Tech experts react to FCC's net neutrality rollback
December 14, 2017 10:04 PM
ALBUQUERQUE, N.M. -- The term net neutrality has been thrown around a lot lately. It ensures fair access to the Internet.
The Federal Communications Commission on Thursday voted along party lines to do away with it in a 3-2 vote. New Mexico tech experts and elected officials are speaking out.
"We're really starting to see a robust ecosystem happening," said Nykia Allen, the president of the New Mexico Technology Council. "We have very small startup companies that are just starting to grow their ideas to having companies that are receiving millions of dollars in their second round of funding."
Allen said that momentum could potentially be threatened if Internet providers do decide to make a huge change in the way consumers access the Internet.
Internet providers say doing away with net neutrality rules enacted under the Obama administration would allow for companies to make broadband faster and more reliable, arguing Internet users won't notice a change.
Outspoken opponents fear Internet service providers could throttle the speeds or even block access to certain sites they do not have a partnership with.
Others fear tiered service packages like those in the world of premium television. For example, basic service might include web surfing and email. However, streaming video or social media sites might cost you more.
For now, Allen said all those scenarios are just hypothetical. Allen said if any drastic changes do get made our startup scene will be just as much affected as in other places.
"You know I think for some technology companies they're a little nervous a little upset that the decision is up to a few people and that certainly they would like to have their voices heard as well," she said.
New Mexico lawmakers also weighed in on the decision:
"I am extremely disappointed with the FCC’s short-sided vote to overturn net neutrality and create 'fast lanes' which would allow internet service providers to unfairly discriminate against certain companies and consumers. After explicitly ignoring millions of Americans supporting net neutrality, the FCC’s decision to dismantle equal access to the internet undermines important protections for users. This will jeopardize economic growth in New Mexico and across the country, where innovators and small companies depend on an open, free, and fair internet."
-- U.S. Rep. Michelle Lujan Grisham, D-N.M.
"Today's vote is a major blow to the internet as we know it. Chairman Pai's legacy will be leading the surrender of the free and open internet to corporate giants, letting Internet Service Providers create internet toll lanes, and stifling the competition, innovation, and dynamism that has made the internet a bedrock of modern life. The FCC has abdicated its responsibility to protect consumers from harmful practices – and instead is passing the buck to the Federal Trade Commission to monitor these practices.

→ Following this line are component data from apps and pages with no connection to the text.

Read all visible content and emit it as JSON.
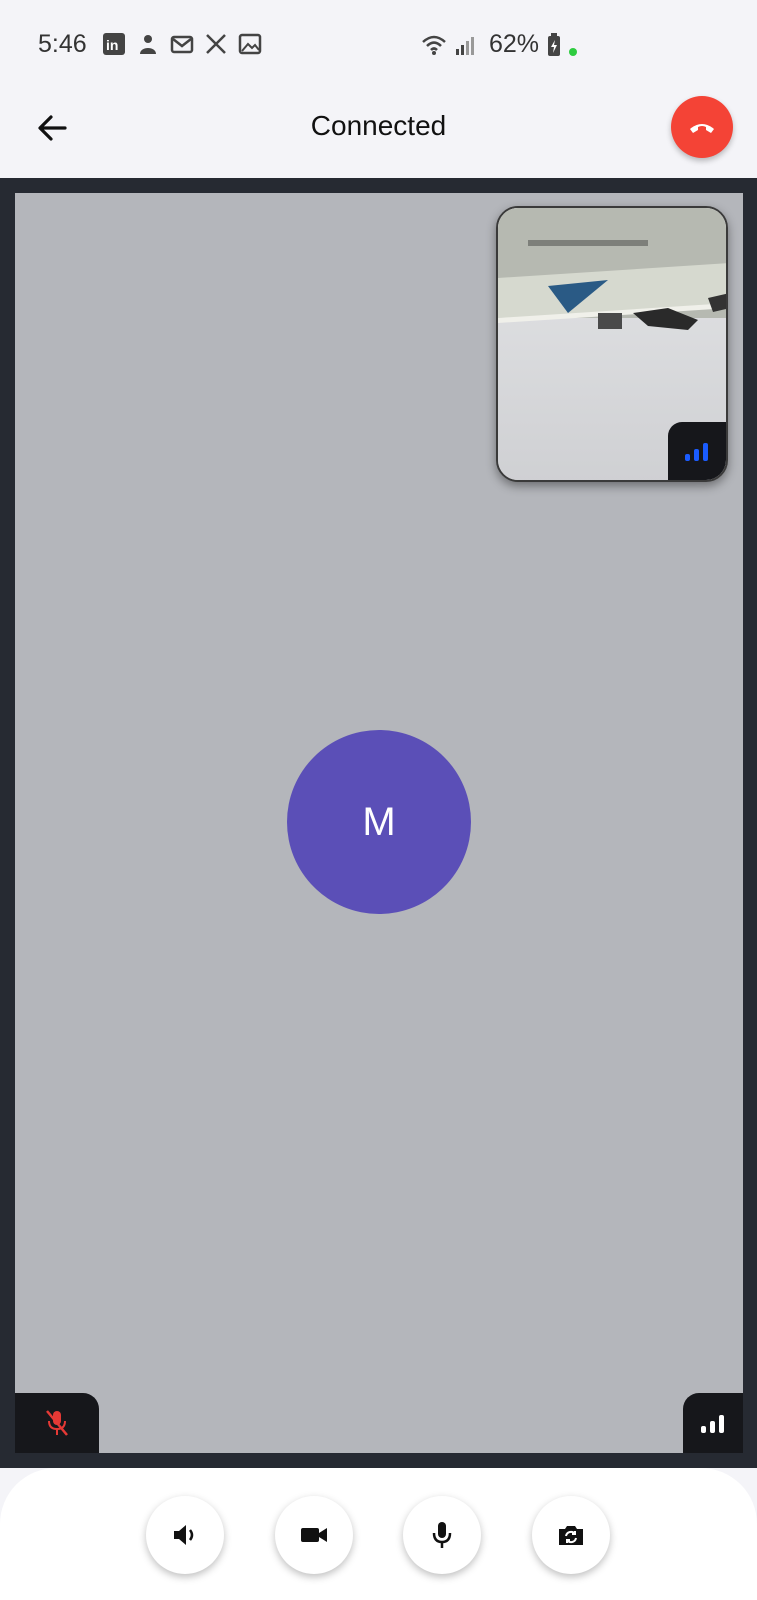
{
  "status_bar": {
    "time": "5:46",
    "notification_icons": [
      "linkedin-icon",
      "app-icon",
      "mail-icon",
      "x-icon",
      "gallery-icon"
    ],
    "battery_percent": "62%",
    "wifi": "wifi-icon",
    "signal": "signal-icon"
  },
  "header": {
    "title": "Connected",
    "back_icon": "arrow-left-icon",
    "end_call_icon": "phone-hangup-icon",
    "end_call_color": "#f44336"
  },
  "remote": {
    "avatar_initial": "M",
    "avatar_color": "#5b4fb7",
    "mic_state": "muted",
    "mic_icon": "mic-off-icon",
    "network_icon": "signal-bars-icon"
  },
  "local_preview": {
    "network_icon": "signal-bars-icon",
    "network_color": "#1a5cff"
  },
  "controls": [
    {
      "name": "speaker",
      "icon": "speaker-icon"
    },
    {
      "name": "camera",
      "icon": "video-camera-icon"
    },
    {
      "name": "microphone",
      "icon": "microphone-icon"
    },
    {
      "name": "switch-camera",
      "icon": "camera-switch-icon"
    }
  ]
}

The FTC is not the expert agency – and is not prepared to stop harm from happening.
"The real world implications of today's vote could be severe and far-reaching — in New Mexico, and across the country. Ending net neutrality will make it harder for small business owners and entrepreneurs to build up a significant web presence and sell their products online. It will likely worsen the user experience of the countless New Mexicans and Americans who use the internet to stream television shows and movies instead of paying higher costs for cable. It will undermine the internet's platform as a catalyst for free expression and innovation.
"Too many New Mexicans, especially those in rural areas, are already stuck in an internet slow lane. When it comes to internet policy, we should be working to expand broadband access and bridge the digital divide — not destroying the essential protections that keep the internet free and open."
-- U.S. Sen. Tom Udall, D-N.M.
Updated: December 14, 2017 10:04 PM
Created: December 14, 2017 02:45 PM
Copyright 2017 KOB-TV LLC, a Hubbard Broadcasting Company. All rights reserved